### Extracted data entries
====================
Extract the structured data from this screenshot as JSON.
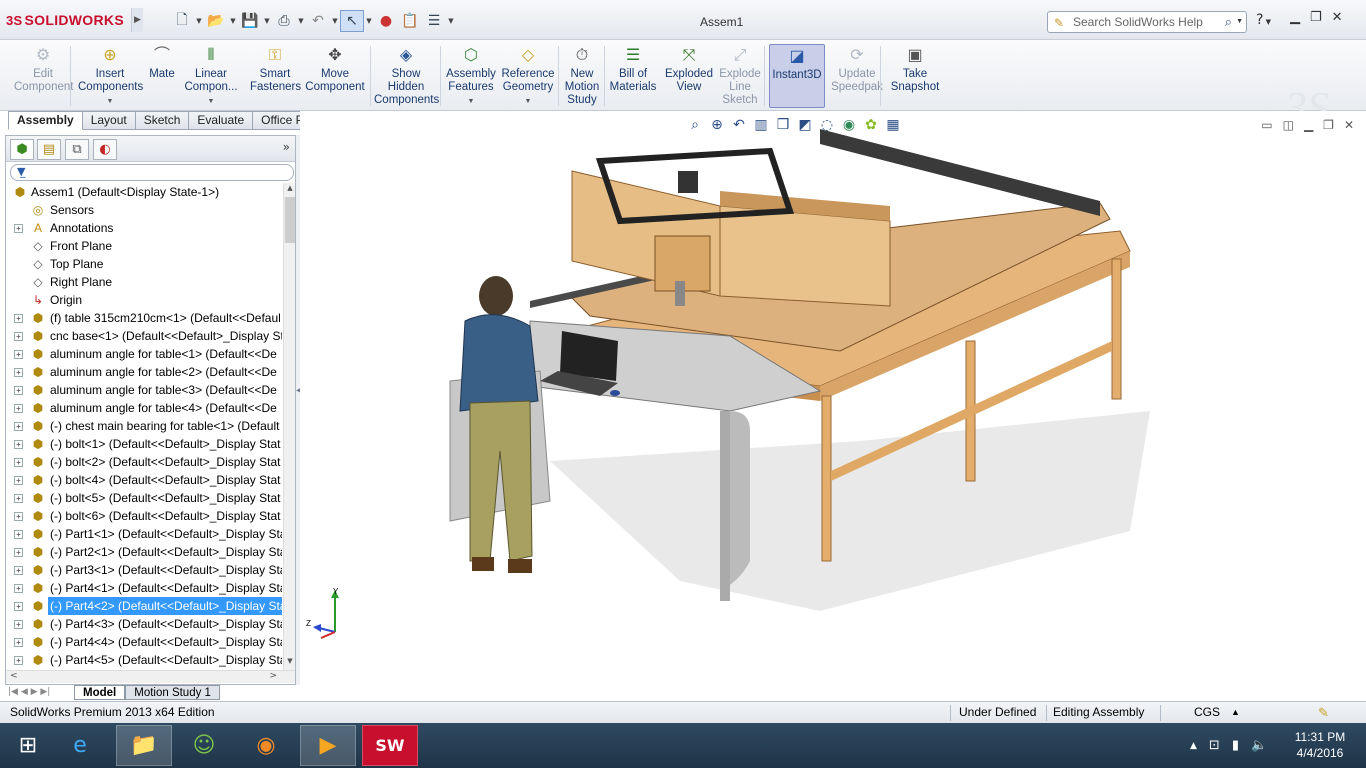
{
  "titlebar": {
    "logo_text": "SOLIDWORKS",
    "logo_prefix": "3S",
    "document_title": "Assem1",
    "search_placeholder": "Search SolidWorks Help",
    "help_icon": "?"
  },
  "ribbon": {
    "buttons": [
      {
        "label": "Edit Component",
        "icon": "edit-component-icon",
        "enabled": false
      },
      {
        "label": "Insert Components",
        "icon": "insert-components-icon",
        "enabled": true
      },
      {
        "label": "Mate",
        "icon": "mate-icon",
        "enabled": true
      },
      {
        "label": "Linear Compon...",
        "icon": "linear-pattern-icon",
        "enabled": true
      },
      {
        "label": "Smart Fasteners",
        "icon": "smart-fasteners-icon",
        "enabled": true
      },
      {
        "label": "Move Component",
        "icon": "move-component-icon",
        "enabled": true
      },
      {
        "label": "Show Hidden Components",
        "icon": "show-hidden-icon",
        "enabled": true
      },
      {
        "label": "Assembly Features",
        "icon": "assembly-features-icon",
        "enabled": true
      },
      {
        "label": "Reference Geometry",
        "icon": "reference-geometry-icon",
        "enabled": true
      },
      {
        "label": "New Motion Study",
        "icon": "motion-study-icon",
        "enabled": true
      },
      {
        "label": "Bill of Materials",
        "icon": "bom-icon",
        "enabled": true
      },
      {
        "label": "Exploded View",
        "icon": "exploded-view-icon",
        "enabled": true
      },
      {
        "label": "Explode Line Sketch",
        "icon": "explode-line-icon",
        "enabled": false
      },
      {
        "label": "Instant3D",
        "icon": "instant3d-icon",
        "enabled": true,
        "active": true
      },
      {
        "label": "Update Speedpak",
        "icon": "speedpak-icon",
        "enabled": false
      },
      {
        "label": "Take Snapshot",
        "icon": "snapshot-icon",
        "enabled": true
      }
    ]
  },
  "command_tabs": [
    {
      "label": "Assembly",
      "active": true
    },
    {
      "label": "Layout",
      "active": false
    },
    {
      "label": "Sketch",
      "active": false
    },
    {
      "label": "Evaluate",
      "active": false
    },
    {
      "label": "Office Products",
      "active": false
    }
  ],
  "feature_tree": {
    "root": "Assem1  (Default<Display State-1>)",
    "items": [
      {
        "label": "Sensors",
        "kind": "sensor",
        "expander": false
      },
      {
        "label": "Annotations",
        "kind": "annotation",
        "expander": true
      },
      {
        "label": "Front Plane",
        "kind": "plane",
        "expander": false
      },
      {
        "label": "Top Plane",
        "kind": "plane",
        "expander": false
      },
      {
        "label": "Right Plane",
        "kind": "plane",
        "expander": false
      },
      {
        "label": "Origin",
        "kind": "origin",
        "expander": false
      },
      {
        "label": "(f) table 315cm210cm<1> (Default<<Defaul",
        "kind": "part",
        "expander": true
      },
      {
        "label": "cnc base<1> (Default<<Default>_Display St",
        "kind": "part",
        "expander": true
      },
      {
        "label": "aluminum angle for table<1> (Default<<De",
        "kind": "part",
        "expander": true
      },
      {
        "label": "aluminum angle for table<2> (Default<<De",
        "kind": "part",
        "expander": true
      },
      {
        "label": "aluminum angle for table<3> (Default<<De",
        "kind": "part",
        "expander": true
      },
      {
        "label": "aluminum angle for table<4> (Default<<De",
        "kind": "part",
        "expander": true
      },
      {
        "label": "(-) chest main bearing for table<1> (Default",
        "kind": "part",
        "expander": true
      },
      {
        "label": "(-) bolt<1> (Default<<Default>_Display Stat",
        "kind": "part",
        "expander": true
      },
      {
        "label": "(-) bolt<2> (Default<<Default>_Display Stat",
        "kind": "part",
        "expander": true
      },
      {
        "label": "(-) bolt<4> (Default<<Default>_Display Stat",
        "kind": "part",
        "expander": true
      },
      {
        "label": "(-) bolt<5> (Default<<Default>_Display Stat",
        "kind": "part",
        "expander": true
      },
      {
        "label": "(-) bolt<6> (Default<<Default>_Display Stat",
        "kind": "part",
        "expander": true
      },
      {
        "label": "(-) Part1<1> (Default<<Default>_Display Sta",
        "kind": "part",
        "expander": true
      },
      {
        "label": "(-) Part2<1> (Default<<Default>_Display Sta",
        "kind": "part",
        "expander": true
      },
      {
        "label": "(-) Part3<1> (Default<<Default>_Display Sta",
        "kind": "part",
        "expander": true
      },
      {
        "label": "(-) Part4<1> (Default<<Default>_Display Sta",
        "kind": "part",
        "expander": true
      },
      {
        "label": "(-) Part4<2> (Default<<Default>_Display Sta",
        "kind": "part",
        "expander": true,
        "selected": true
      },
      {
        "label": "(-) Part4<3> (Default<<Default>_Display Sta",
        "kind": "part",
        "expander": true
      },
      {
        "label": "(-) Part4<4> (Default<<Default>_Display Sta",
        "kind": "part",
        "expander": true
      },
      {
        "label": "(-) Part4<5> (Default<<Default>_Display Sta",
        "kind": "part",
        "expander": true
      }
    ]
  },
  "bottom_tabs": [
    {
      "label": "Model",
      "active": true
    },
    {
      "label": "Motion Study 1",
      "active": false
    }
  ],
  "triad": {
    "x": "X",
    "y": "Y",
    "z": "Z"
  },
  "statusbar": {
    "edition": "SolidWorks Premium 2013 x64 Edition",
    "definition": "Under Defined",
    "mode": "Editing Assembly",
    "units": "CGS"
  },
  "taskbar": {
    "time": "11:31 PM",
    "date": "4/4/2016",
    "apps": [
      "start-icon",
      "internet-explorer-icon",
      "file-explorer-icon",
      "messenger-icon",
      "firefox-icon",
      "media-player-icon",
      "solidworks-icon"
    ]
  },
  "colors": {
    "selection": "#3399ff",
    "wood": "#e0b57a",
    "accent_red": "#c8102e"
  }
}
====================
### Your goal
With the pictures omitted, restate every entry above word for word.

### Written solution
Extract the structured data from this screenshot as JSON.
{
  "titlebar": {
    "logo_text": "SOLIDWORKS",
    "logo_prefix": "3S",
    "document_title": "Assem1",
    "search_placeholder": "Search SolidWorks Help",
    "help_icon": "?"
  },
  "ribbon": {
    "buttons": [
      {
        "label": "Edit Component",
        "icon": "edit-component-icon",
        "enabled": false
      },
      {
        "label": "Insert Components",
        "icon": "insert-components-icon",
        "enabled": true
      },
      {
        "label": "Mate",
        "icon": "mate-icon",
        "enabled": true
      },
      {
        "label": "Linear Compon...",
        "icon": "linear-pattern-icon",
        "enabled": true
      },
      {
        "label": "Smart Fasteners",
        "icon": "smart-fasteners-icon",
        "enabled": true
      },
      {
        "label": "Move Component",
        "icon": "move-component-icon",
        "enabled": true
      },
      {
        "label": "Show Hidden Components",
        "icon": "show-hidden-icon",
        "enabled": true
      },
      {
        "label": "Assembly Features",
        "icon": "assembly-features-icon",
        "enabled": true
      },
      {
        "label": "Reference Geometry",
        "icon": "reference-geometry-icon",
        "enabled": true
      },
      {
        "label": "New Motion Study",
        "icon": "motion-study-icon",
        "enabled": true
      },
      {
        "label": "Bill of Materials",
        "icon": "bom-icon",
        "enabled": true
      },
      {
        "label": "Exploded View",
        "icon": "exploded-view-icon",
        "enabled": true
      },
      {
        "label": "Explode Line Sketch",
        "icon": "explode-line-icon",
        "enabled": false
      },
      {
        "label": "Instant3D",
        "icon": "instant3d-icon",
        "enabled": true,
        "active": true
      },
      {
        "label": "Update Speedpak",
        "icon": "speedpak-icon",
        "enabled": false
      },
      {
        "label": "Take Snapshot",
        "icon": "snapshot-icon",
        "enabled": true
      }
    ]
  },
  "command_tabs": [
    {
      "label": "Assembly",
      "active": true
    },
    {
      "label": "Layout",
      "active": false
    },
    {
      "label": "Sketch",
      "active": false
    },
    {
      "label": "Evaluate",
      "active": false
    },
    {
      "label": "Office Products",
      "active": false
    }
  ],
  "feature_tree": {
    "root": "Assem1  (Default<Display State-1>)",
    "items": [
      {
        "label": "Sensors",
        "kind": "sensor",
        "expander": false
      },
      {
        "label": "Annotations",
        "kind": "annotation",
        "expander": true
      },
      {
        "label": "Front Plane",
        "kind": "plane",
        "expander": false
      },
      {
        "label": "Top Plane",
        "kind": "plane",
        "expander": false
      },
      {
        "label": "Right Plane",
        "kind": "plane",
        "expander": false
      },
      {
        "label": "Origin",
        "kind": "origin",
        "expander": false
      },
      {
        "label": "(f) table 315cm210cm<1> (Default<<Defaul",
        "kind": "part",
        "expander": true
      },
      {
        "label": "cnc base<1> (Default<<Default>_Display St",
        "kind": "part",
        "expander": true
      },
      {
        "label": "aluminum angle for table<1> (Default<<De",
        "kind": "part",
        "expander": true
      },
      {
        "label": "aluminum angle for table<2> (Default<<De",
        "kind": "part",
        "expander": true
      },
      {
        "label": "aluminum angle for table<3> (Default<<De",
        "kind": "part",
        "expander": true
      },
      {
        "label": "aluminum angle for table<4> (Default<<De",
        "kind": "part",
        "expander": true
      },
      {
        "label": "(-) chest main bearing for table<1> (Default",
        "kind": "part",
        "expander": true
      },
      {
        "label": "(-) bolt<1> (Default<<Default>_Display Stat",
        "kind": "part",
        "expander": true
      },
      {
        "label": "(-) bolt<2> (Default<<Default>_Display Stat",
        "kind": "part",
        "expander": true
      },
      {
        "label": "(-) bolt<4> (Default<<Default>_Display Stat",
        "kind": "part",
        "expander": true
      },
      {
        "label": "(-) bolt<5> (Default<<Default>_Display Stat",
        "kind": "part",
        "expander": true
      },
      {
        "label": "(-) bolt<6> (Default<<Default>_Display Stat",
        "kind": "part",
        "expander": true
      },
      {
        "label": "(-) Part1<1> (Default<<Default>_Display Sta",
        "kind": "part",
        "expander": true
      },
      {
        "label": "(-) Part2<1> (Default<<Default>_Display Sta",
        "kind": "part",
        "expander": true
      },
      {
        "label": "(-) Part3<1> (Default<<Default>_Display Sta",
        "kind": "part",
        "expander": true
      },
      {
        "label": "(-) Part4<1> (Default<<Default>_Display Sta",
        "kind": "part",
        "expander": true
      },
      {
        "label": "(-) Part4<2> (Default<<Default>_Display Sta",
        "kind": "part",
        "expander": true,
        "selected": true
      },
      {
        "label": "(-) Part4<3> (Default<<Default>_Display Sta",
        "kind": "part",
        "expander": true
      },
      {
        "label": "(-) Part4<4> (Default<<Default>_Display Sta",
        "kind": "part",
        "expander": true
      },
      {
        "label": "(-) Part4<5> (Default<<Default>_Display Sta",
        "kind": "part",
        "expander": true
      }
    ]
  },
  "bottom_tabs": [
    {
      "label": "Model",
      "active": true
    },
    {
      "label": "Motion Study 1",
      "active": false
    }
  ],
  "triad": {
    "x": "X",
    "y": "Y",
    "z": "Z"
  },
  "statusbar": {
    "edition": "SolidWorks Premium 2013 x64 Edition",
    "definition": "Under Defined",
    "mode": "Editing Assembly",
    "units": "CGS"
  },
  "taskbar": {
    "time": "11:31 PM",
    "date": "4/4/2016",
    "apps": [
      "start-icon",
      "internet-explorer-icon",
      "file-explorer-icon",
      "messenger-icon",
      "firefox-icon",
      "media-player-icon",
      "solidworks-icon"
    ]
  },
  "colors": {
    "selection": "#3399ff",
    "wood": "#e0b57a",
    "accent_red": "#c8102e"
  }
}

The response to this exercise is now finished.